“Think of me as the fry-up, I’ll cure you!” announces Gemma Hayes, who has been given an unfortunately early main stage slot. It’s a slow starter – mainly because the crowd are zombified – but Hayes gets into it, and the tracks of her recently released fourth album Let it Break translate very well into a live setting. Thankfully the crowd have woken up in time for the infectious energy of The Go! Team, but despite a strong start with a blistering performance of ‘T.O.R.N.A.D.O’ their set plateaus midway.
Over to the North Shore stage where Bitches With Wolves are busy starting their own private party. It’s great to see the band get the opportunity of an evening festival slot, because it really works for them and although the majority of those in attendance may be unfamiliar with the impossibly catchy pop tunes of James O’Neill, he definitely wins a lot of new fans.
The main draw of Sea Sessions Saturday – Bell X1 – more than live up to the expectations of their adoring crowd; it’s a career-spanning setlist which throws up a few goosebump-inducing singalongs. The atmosphere wanes a bit towards the end due to a peculiar choice of encore material, but overall a solid performance from Paul Noonan & Co. which sent the many extra day ticket holders home happy.
State doesn’t really know what to expect from aging hip-hop DJ Grandmaster Flash but it all becomes clear very quickly: it’s party time. The Main Stage tent soon becomes a giant dancefloor, with some very interesting shapes being thrown around. He may not be the traditional type of festival headline act – but he certainly gives the Sea Sessions crowd exactly what they want.

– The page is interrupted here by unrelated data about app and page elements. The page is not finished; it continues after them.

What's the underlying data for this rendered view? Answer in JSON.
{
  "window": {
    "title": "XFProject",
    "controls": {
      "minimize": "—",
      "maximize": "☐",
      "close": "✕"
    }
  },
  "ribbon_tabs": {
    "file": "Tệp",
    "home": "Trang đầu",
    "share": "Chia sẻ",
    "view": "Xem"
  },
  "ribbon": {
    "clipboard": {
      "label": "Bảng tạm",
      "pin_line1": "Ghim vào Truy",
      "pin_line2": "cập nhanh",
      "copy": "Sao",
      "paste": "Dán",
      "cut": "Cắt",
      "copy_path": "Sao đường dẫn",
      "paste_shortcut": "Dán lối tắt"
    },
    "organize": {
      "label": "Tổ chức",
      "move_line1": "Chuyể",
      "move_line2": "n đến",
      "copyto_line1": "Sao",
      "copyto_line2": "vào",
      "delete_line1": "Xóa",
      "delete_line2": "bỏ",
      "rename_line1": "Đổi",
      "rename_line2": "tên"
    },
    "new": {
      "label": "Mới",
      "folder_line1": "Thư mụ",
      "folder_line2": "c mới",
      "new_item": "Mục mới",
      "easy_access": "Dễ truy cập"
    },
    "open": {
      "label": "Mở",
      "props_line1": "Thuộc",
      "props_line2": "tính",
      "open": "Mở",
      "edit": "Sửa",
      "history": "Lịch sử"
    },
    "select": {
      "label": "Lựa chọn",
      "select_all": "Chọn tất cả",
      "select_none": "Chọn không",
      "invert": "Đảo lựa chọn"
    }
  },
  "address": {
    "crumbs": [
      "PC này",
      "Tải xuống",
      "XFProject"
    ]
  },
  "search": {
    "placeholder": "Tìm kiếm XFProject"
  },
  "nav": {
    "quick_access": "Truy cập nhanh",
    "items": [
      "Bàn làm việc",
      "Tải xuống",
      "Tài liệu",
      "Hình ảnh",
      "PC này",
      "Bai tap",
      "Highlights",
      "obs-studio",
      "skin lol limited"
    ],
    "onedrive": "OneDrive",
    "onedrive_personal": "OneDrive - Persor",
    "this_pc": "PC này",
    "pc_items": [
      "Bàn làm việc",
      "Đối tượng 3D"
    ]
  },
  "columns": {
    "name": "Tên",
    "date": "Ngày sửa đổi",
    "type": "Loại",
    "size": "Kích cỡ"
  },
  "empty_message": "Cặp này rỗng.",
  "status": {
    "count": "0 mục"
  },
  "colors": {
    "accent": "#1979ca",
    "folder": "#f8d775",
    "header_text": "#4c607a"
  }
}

Sunday arrives (minus the sun, still) and once again the distractions of the town prove influential on the festival atmosphere with many revellers opting to catch the GAA action on the various pub big screens around Bundoran. As a result, Fred are left with a diminished audience, but it doesn’t stop them – a quality performance from the Corkonians. The Danger Is take to the North Shore stage and proceed to wow the crowd from the moment Niamh Farrell sings her first note. Quality tunes at her disposal, a quirky performance style, and that incredible voice – it’s a brief but brilliant performance, and those lucky enough to have witnessed it leave the tent safe in the knowledge that they’ve just seen a star in the making.
And now for something completely different. If one was to draw a caricature of a soul singer, chances are it would look a lot like Charles Bradley. The 62 year-old, backed by The Menahan Street Band, puts on one hell of a show – his voice is undeniably amazing, but the biggest cheers are reserved for his inspired dance moves. The sun presents itself just for the first time in the form of a beautiful sunset over the festival site – and it couldn’t have been timed better as Ziggy Marley and his band play a great set comprising of original material teamed with some of his father’s classics, the laid-back reggae sounds a fitting end to a fantastic weekend of live music.
Image by Paul Dowd.